White supremacist Brenton Tarrant, who murdered 51 loyal Muslims in 2019 in New Zealand, remained unmatched on Monday as survivors and prosecutors returned to the trial during the long minutes of terror at two mosques in Christchurch. He could be sentenced to life in prison.
He may be the first person in New Zealand to be sentenced to life without trial. Australia’s Brenton Tarrant, the perpetrator of the bombing of Christchurch, will be sentenced over his fate at the end of the four – day trial, which began on Monday 24 August in Christchurch High Court.
At home in his trial, the 29-year-old Australian, who had so far attended a video conference from his high-pressure prison in Auckland, was present in court. This is the first time he has been confronted with survivors and families since the attacks on March 15, 2019.
Brenton Tarrant, silent and unconscious
Dressed in his gray prison uniform and flanked by three police officers in the booth, Brenton Tarrant remained silent and indistinct, sometimes raising his head to watch the crowd.
Prosecutor Barnaby Hawes reported a cooling of facts and explained that the accused “wanted to kill more people”. He recounted how Australians that day methodically slaughtered women, children and men while filming the murders and broadcasting it live on social media, how he ignored pleas of pity from some victims, how he had run over a body while walking from a mosque to another.
When he saw a three-year-old cling to his father’s legs, Brenton Tarrant executed him “with two precisely placed bullets,” Barnaby Hawes said. Several lawyers believe that the Australian will be the first in New Zealand to be sentenced to life in prison without the possibility of realization.
“Kill as many people as possible”
Brenton Tarrant had been arrested as he was hoping to reach Ashburton, an hour south of Christchurch, to attack a third mosque.
“One of New Zealand’s darkest days”
“He admitted that the police had gone to mosques in order to kill as many people as possible,” Barnaby Hawes said. “During the hearings (…) he explained that the attacks were motivated by his ideological convictions and that he hoped to gain fear among those he describes as ‘invaders’, especially the Muslim population and all non-European immigrants.”
Gamal Fouda, an imam from the al-Nour mosque in Christchurch, said he had “seen hatred in the eyes of a fanatical terrorist” that day. “Your hatred is not necessary,” he told the Australians.

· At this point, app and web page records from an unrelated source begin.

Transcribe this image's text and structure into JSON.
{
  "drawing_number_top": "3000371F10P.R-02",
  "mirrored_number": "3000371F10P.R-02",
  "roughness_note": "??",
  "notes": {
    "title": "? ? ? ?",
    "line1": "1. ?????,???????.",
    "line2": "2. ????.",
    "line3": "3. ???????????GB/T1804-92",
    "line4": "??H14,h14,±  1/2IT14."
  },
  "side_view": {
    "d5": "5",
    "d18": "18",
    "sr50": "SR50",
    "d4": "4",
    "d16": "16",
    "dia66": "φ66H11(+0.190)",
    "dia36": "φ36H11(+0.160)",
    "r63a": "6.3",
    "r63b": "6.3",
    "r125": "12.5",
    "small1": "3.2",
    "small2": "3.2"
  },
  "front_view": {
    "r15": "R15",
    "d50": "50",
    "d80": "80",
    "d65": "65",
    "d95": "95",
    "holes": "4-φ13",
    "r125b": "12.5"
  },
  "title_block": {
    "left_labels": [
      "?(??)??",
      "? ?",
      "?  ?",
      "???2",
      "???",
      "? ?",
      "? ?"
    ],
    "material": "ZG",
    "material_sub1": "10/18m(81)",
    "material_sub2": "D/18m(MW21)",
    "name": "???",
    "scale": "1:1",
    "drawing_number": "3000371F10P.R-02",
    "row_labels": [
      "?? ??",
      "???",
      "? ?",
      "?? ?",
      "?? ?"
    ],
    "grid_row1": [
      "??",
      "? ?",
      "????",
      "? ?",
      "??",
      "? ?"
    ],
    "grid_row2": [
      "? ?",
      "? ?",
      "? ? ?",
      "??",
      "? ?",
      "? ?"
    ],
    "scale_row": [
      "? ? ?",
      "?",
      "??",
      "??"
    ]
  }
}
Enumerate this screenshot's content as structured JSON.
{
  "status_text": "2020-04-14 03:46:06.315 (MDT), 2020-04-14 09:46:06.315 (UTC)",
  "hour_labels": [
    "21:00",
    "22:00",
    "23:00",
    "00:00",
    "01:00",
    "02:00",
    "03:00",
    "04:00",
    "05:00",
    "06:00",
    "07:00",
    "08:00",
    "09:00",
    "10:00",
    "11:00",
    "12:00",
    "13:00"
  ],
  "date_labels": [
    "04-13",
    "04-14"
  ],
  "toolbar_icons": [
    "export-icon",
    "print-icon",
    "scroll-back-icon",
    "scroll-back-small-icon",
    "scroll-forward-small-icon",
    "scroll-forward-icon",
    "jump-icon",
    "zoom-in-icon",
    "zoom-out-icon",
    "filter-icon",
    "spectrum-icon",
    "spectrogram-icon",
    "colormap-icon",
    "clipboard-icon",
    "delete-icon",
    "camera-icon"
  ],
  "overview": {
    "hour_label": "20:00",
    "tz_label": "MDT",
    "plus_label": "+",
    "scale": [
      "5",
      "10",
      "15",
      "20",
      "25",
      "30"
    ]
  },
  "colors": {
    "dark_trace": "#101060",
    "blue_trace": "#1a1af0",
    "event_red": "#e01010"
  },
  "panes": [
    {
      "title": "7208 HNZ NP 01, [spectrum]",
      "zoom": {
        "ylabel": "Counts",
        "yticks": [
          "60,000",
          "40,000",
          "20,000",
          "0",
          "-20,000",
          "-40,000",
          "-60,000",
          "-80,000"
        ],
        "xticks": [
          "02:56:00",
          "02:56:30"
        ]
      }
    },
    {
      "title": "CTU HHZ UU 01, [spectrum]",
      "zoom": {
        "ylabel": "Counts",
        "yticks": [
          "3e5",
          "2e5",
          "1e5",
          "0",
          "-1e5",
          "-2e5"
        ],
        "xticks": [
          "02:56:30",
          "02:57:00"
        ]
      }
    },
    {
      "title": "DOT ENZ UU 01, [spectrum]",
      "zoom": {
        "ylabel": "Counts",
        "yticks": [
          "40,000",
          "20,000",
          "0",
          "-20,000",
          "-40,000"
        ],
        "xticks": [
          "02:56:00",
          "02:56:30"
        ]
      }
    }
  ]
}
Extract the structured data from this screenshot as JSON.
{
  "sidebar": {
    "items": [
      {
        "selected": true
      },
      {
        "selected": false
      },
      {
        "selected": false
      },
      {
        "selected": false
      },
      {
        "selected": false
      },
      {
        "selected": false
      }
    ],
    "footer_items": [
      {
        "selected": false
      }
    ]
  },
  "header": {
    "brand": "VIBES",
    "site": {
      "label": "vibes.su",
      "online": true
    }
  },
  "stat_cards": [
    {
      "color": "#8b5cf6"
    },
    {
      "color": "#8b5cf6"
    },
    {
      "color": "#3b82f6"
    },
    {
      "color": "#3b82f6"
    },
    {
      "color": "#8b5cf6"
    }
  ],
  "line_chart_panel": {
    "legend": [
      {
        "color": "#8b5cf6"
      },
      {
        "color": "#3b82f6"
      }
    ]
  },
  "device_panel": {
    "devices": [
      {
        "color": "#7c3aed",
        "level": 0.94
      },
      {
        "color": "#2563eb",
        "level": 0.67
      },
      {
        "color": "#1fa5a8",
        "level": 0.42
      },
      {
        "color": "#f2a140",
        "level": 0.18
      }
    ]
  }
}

After long denying being the author of the largest mass murder in New Zealand’s modern history, the indictment ended in March. He was convicted of the murder of 51 people, 40 attempted murders and an act of terrorism.
A very prepared attack
Brenton Tarrant arrived in New Zealand in 2017, prosecutors say. He lived in Dunedin, 360 km south of Christchurch, where he had amassed an entire arsenal and bought over 7,000 ammunition.
Two months before the attacks, he had traveled to Christchurch to find the site. He had moved a drone over the al-Nour Mosque, filmed the building, its entrances and exits and made detailed notes about the journey to the Linwood Mosque.
On March 15, 2019, he had driven from Dunedin to Christchurch equipped with several semi-automatic weapons on which he had inscribed various symbols as well as references to the Crusades and the latest attacks.
He had spare magazines full of ammunition as well as jerry cans “to put on the mosques,” BarnabyHawes said. “He said he wished he had done it.”
A few minutes before taking action, he had sent his 74-page “manifesto” to an extremist website, warned his family of what to do and sent e-mails threatening several editors. against mosques.
Strict media control
Brenton Tarrant chose to defend himself without a lawyer.
Judge Cameron Mander, for his part, imposed drastic restrictions on media coverage of the proceedings to prevent the accused from using his trial as a platform to spread his hate messages.
The magistrate states in particular to the media, which do not have the right to report live the content of the hearings, what they can or cannot report.
The slaughter led the government to tighten gun laws and increase efforts to combat extremism on the Internet.
Renowned Christchurch lawyer Nigel Hamptona said the “horrific crime required extraordinary punishment”.